Featured image courtesy PMDNews

The government has a superiority complex. Let me elaborate.

Within the last few weeks, the Government of Sri Lanka has managed to host tourism and promotional events and business interactions in Japan, Australia and South Africa, completed sessions at the Commonwealth Heads of Government Meeting (CHOGM), amended legislation that lift restrictions on Maternity leave, and renewed the United States Generalised System of Preference (GSP) trade concession. All in all, the Government of Sri Lanka has had victories – some significant, some not so significant – but all victories nonetheless.

The fault lies in the communication of these victories, and specifically, in the lack of communication vis-a-vis these victories. With the exception of the news on the renewal of the GSP concession that was brought to my attention by the Joint Opposition, the other headlines quoted above were not communicated – but discovered by myself on a quest for good news on a sombre Monday morning.

Governments have a role that is beyond administering a State for a stipulated number of years. Historically, governments have a responsibility in norm-setting and steering the social trajectory, by factoring in and adapting to the status quo. As Machiavellian as it sounds, we cannot deny the role Governments play in normalising stratagem. Surely a few Egyptians must have been irked when the Pharaoh’s Scribes’ knocked on their doors to collect a tax on cooking oil, but a few centuries later, regardless of how displeased we are with the specifics, all of us have come to terms with tax being an inevitable component of governance – and by extension, our lives.

The current government has a responsibility to recognise the changes in social dynamics, incorporate them in their system of governance and evolve alongside them if they intend to retain power, both in terms of the current good governance regime and in the long run as a functional institution. Getting citizens on board with their plan is a pivotal part of this journey – and not just leading up to the election.

To put it in colloquial terms, the current government needs to move with the times and speak the people’s lingo if they intend to stay in power in the short run, and contribute to the legitimacy of these political institutions in the long-run – as they are supposed to. That is, the government needs to shed the superiority complex of “people don’t understand governance”.

On social media, we can all contextualise our sub-par knowledge and come off as intellectual prodigies.
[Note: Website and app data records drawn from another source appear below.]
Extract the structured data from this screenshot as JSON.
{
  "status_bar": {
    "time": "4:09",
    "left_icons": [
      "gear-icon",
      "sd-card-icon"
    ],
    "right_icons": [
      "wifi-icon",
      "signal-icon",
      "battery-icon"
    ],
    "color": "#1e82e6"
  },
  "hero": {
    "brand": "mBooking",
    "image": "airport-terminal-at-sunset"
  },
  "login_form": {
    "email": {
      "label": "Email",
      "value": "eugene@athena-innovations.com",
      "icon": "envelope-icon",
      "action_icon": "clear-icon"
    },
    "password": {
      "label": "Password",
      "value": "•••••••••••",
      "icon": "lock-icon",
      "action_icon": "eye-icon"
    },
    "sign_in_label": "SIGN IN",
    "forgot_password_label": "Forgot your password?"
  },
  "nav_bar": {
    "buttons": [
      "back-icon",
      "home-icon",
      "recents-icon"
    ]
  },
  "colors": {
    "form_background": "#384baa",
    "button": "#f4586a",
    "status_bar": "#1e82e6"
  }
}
The estimated 23% of the youth population coupled with a 92% literacy rate has many Sri Lankans comfortably thinking we know it all. Regardless of whether this holds true in reality, it is the government’s responsibility to recognise how we function and supply information to address our demand for the same, and to do away with the condescending rhetoric that the average citizen is incapable of grasping the nuances of tax policy. To put it simply, it is not your job to deem what we can or cannot grasp – it is your job to make sure we grasp what we should. As mentioned before, the government has a responsibility to set the tone, set the norm – and achieving that is only possible if these are communicated to average people. If the average Sri Lankan is incapable of understanding the complex nuances of tax policy, it’s best to figure out a way to convey the same through befitting means. In fact, it is partly the government’s responsibility to ensure that the average person understands the system of administration under which he/she functions.

The vacuum of information is dangerous because therein breeds fake-news. The current government’s inability to communicate with the average Sri Lankan has been brilliantly exploited by opposing views. I say brilliantly because the Opposition’s impeccable response rate, and the ruling coalition’s inexcusable oblivion has created an abundance of misinformation with unparalleled efficiency – possibly the biggest clog in the system that is the Government of Sri Lanka. For example, while the government issued one statement on the US GSP concession in an obscure corner of the internet that no one really picked up on, an MP sitting on the Opposition side of Parliament took it upon himself to bring a questionable rebuttal on the issue. As per usual, this resulted in another news-cycle where the opposition rebuttal – despite the content – took the spotlight away from the news itself.

Within the last few weeks, the victories that this Government has managed to achieve, has not been communicated adequately, in line with the larger vision for the country. The tragedy of this situation lies in the copious means at the Government’s disposal to communicate with their citizens. A Twitter account for each Ministry, a Facebook page for every Department, and yet days passed as we tried to figure out exactly what percentage of our fixed deposits and salaries were to be taxed.

The current Government needs to do away with the archaic notion of governance being too complex for average citizens. Part of your job is to un-complicate it, make yourself understood to the average people – the ones that put you there. Assumed intellectual superiority is not an excuse to sideline average citizens from the conversation – especially not in 2018, where instantaneous information has created an insatiable need for the same. If the current Government doesn’t figure out a method of doing so, it will only serve to hammer the nails in its own coffin.